## [Material for the task]
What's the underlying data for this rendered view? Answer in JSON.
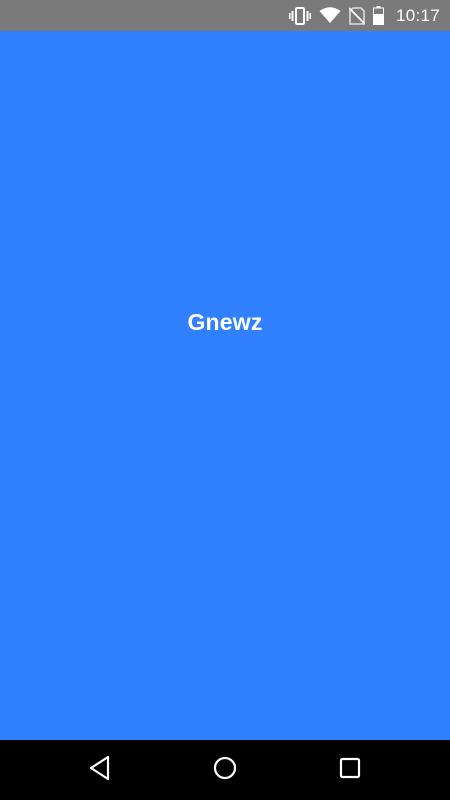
{
  "status_bar": {
    "time": "10:17",
    "icons": [
      "vibrate-icon",
      "wifi-icon",
      "no-sim-icon",
      "battery-icon"
    ],
    "background": "#7a7a7a"
  },
  "splash": {
    "app_name": "Gnewz",
    "background": "#3080ff",
    "text_color": "#ffffff"
  },
  "nav_bar": {
    "buttons": [
      "back-icon",
      "home-icon",
      "recents-icon"
    ],
    "background": "#000000"
  }
}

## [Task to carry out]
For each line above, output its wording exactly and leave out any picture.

## [Solution to this task]
What's the underlying data for this rendered view? Answer in JSON.
{
  "status_bar": {
    "time": "10:17",
    "icons": [
      "vibrate-icon",
      "wifi-icon",
      "no-sim-icon",
      "battery-icon"
    ],
    "background": "#7a7a7a"
  },
  "splash": {
    "app_name": "Gnewz",
    "background": "#3080ff",
    "text_color": "#ffffff"
  },
  "nav_bar": {
    "buttons": [
      "back-icon",
      "home-icon",
      "recents-icon"
    ],
    "background": "#000000"
  }
}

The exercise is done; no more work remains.